_What needs to be done_:
Please output the records below word for word and omit the pictures.

_Records for this task_:
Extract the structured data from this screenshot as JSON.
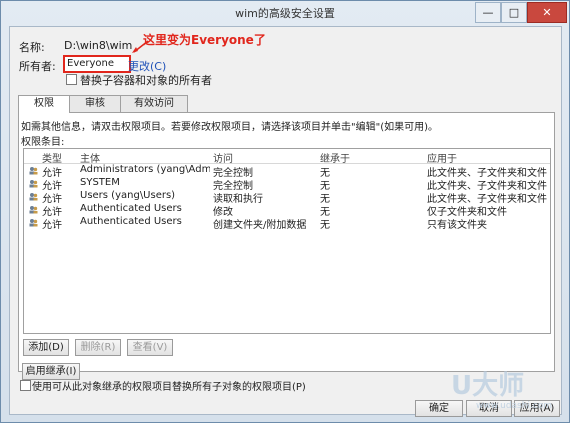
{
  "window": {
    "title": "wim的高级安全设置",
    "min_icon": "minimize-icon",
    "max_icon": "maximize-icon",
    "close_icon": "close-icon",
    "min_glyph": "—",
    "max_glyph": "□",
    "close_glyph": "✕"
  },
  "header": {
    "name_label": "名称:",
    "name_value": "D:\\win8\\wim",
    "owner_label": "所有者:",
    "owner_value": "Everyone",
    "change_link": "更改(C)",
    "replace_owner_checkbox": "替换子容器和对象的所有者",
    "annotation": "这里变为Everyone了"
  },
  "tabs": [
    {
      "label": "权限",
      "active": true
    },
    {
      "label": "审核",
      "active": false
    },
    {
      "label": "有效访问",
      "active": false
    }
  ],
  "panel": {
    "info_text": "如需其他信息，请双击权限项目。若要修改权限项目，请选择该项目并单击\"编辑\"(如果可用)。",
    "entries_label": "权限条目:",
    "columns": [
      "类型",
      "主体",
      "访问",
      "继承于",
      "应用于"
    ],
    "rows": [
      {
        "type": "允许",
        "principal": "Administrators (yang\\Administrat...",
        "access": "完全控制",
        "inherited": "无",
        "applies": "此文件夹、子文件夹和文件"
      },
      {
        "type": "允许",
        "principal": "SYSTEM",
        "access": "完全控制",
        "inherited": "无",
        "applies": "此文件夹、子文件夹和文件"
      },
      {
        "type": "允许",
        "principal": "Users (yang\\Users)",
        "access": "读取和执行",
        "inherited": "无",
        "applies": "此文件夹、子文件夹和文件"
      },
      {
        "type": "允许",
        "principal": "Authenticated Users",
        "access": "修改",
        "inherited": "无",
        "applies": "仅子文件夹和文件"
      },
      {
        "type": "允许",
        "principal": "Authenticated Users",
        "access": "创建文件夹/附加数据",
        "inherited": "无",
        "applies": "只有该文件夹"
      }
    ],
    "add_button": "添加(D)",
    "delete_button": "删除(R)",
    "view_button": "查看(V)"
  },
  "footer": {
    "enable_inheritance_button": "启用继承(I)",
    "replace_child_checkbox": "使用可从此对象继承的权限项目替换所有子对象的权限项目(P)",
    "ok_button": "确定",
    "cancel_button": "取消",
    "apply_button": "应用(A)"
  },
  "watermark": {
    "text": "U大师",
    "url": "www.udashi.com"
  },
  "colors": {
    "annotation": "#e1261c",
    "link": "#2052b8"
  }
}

_Problem solution_:
Extract the structured data from this screenshot as JSON.
{
  "window": {
    "title": "wim的高级安全设置",
    "min_icon": "minimize-icon",
    "max_icon": "maximize-icon",
    "close_icon": "close-icon",
    "min_glyph": "—",
    "max_glyph": "□",
    "close_glyph": "✕"
  },
  "header": {
    "name_label": "名称:",
    "name_value": "D:\\win8\\wim",
    "owner_label": "所有者:",
    "owner_value": "Everyone",
    "change_link": "更改(C)",
    "replace_owner_checkbox": "替换子容器和对象的所有者",
    "annotation": "这里变为Everyone了"
  },
  "tabs": [
    {
      "label": "权限",
      "active": true
    },
    {
      "label": "审核",
      "active": false
    },
    {
      "label": "有效访问",
      "active": false
    }
  ],
  "panel": {
    "info_text": "如需其他信息，请双击权限项目。若要修改权限项目，请选择该项目并单击\"编辑\"(如果可用)。",
    "entries_label": "权限条目:",
    "columns": [
      "类型",
      "主体",
      "访问",
      "继承于",
      "应用于"
    ],
    "rows": [
      {
        "type": "允许",
        "principal": "Administrators (yang\\Administrat...",
        "access": "完全控制",
        "inherited": "无",
        "applies": "此文件夹、子文件夹和文件"
      },
      {
        "type": "允许",
        "principal": "SYSTEM",
        "access": "完全控制",
        "inherited": "无",
        "applies": "此文件夹、子文件夹和文件"
      },
      {
        "type": "允许",
        "principal": "Users (yang\\Users)",
        "access": "读取和执行",
        "inherited": "无",
        "applies": "此文件夹、子文件夹和文件"
      },
      {
        "type": "允许",
        "principal": "Authenticated Users",
        "access": "修改",
        "inherited": "无",
        "applies": "仅子文件夹和文件"
      },
      {
        "type": "允许",
        "principal": "Authenticated Users",
        "access": "创建文件夹/附加数据",
        "inherited": "无",
        "applies": "只有该文件夹"
      }
    ],
    "add_button": "添加(D)",
    "delete_button": "删除(R)",
    "view_button": "查看(V)"
  },
  "footer": {
    "enable_inheritance_button": "启用继承(I)",
    "replace_child_checkbox": "使用可从此对象继承的权限项目替换所有子对象的权限项目(P)",
    "ok_button": "确定",
    "cancel_button": "取消",
    "apply_button": "应用(A)"
  },
  "watermark": {
    "text": "U大师",
    "url": "www.udashi.com"
  },
  "colors": {
    "annotation": "#e1261c",
    "link": "#2052b8"
  }
}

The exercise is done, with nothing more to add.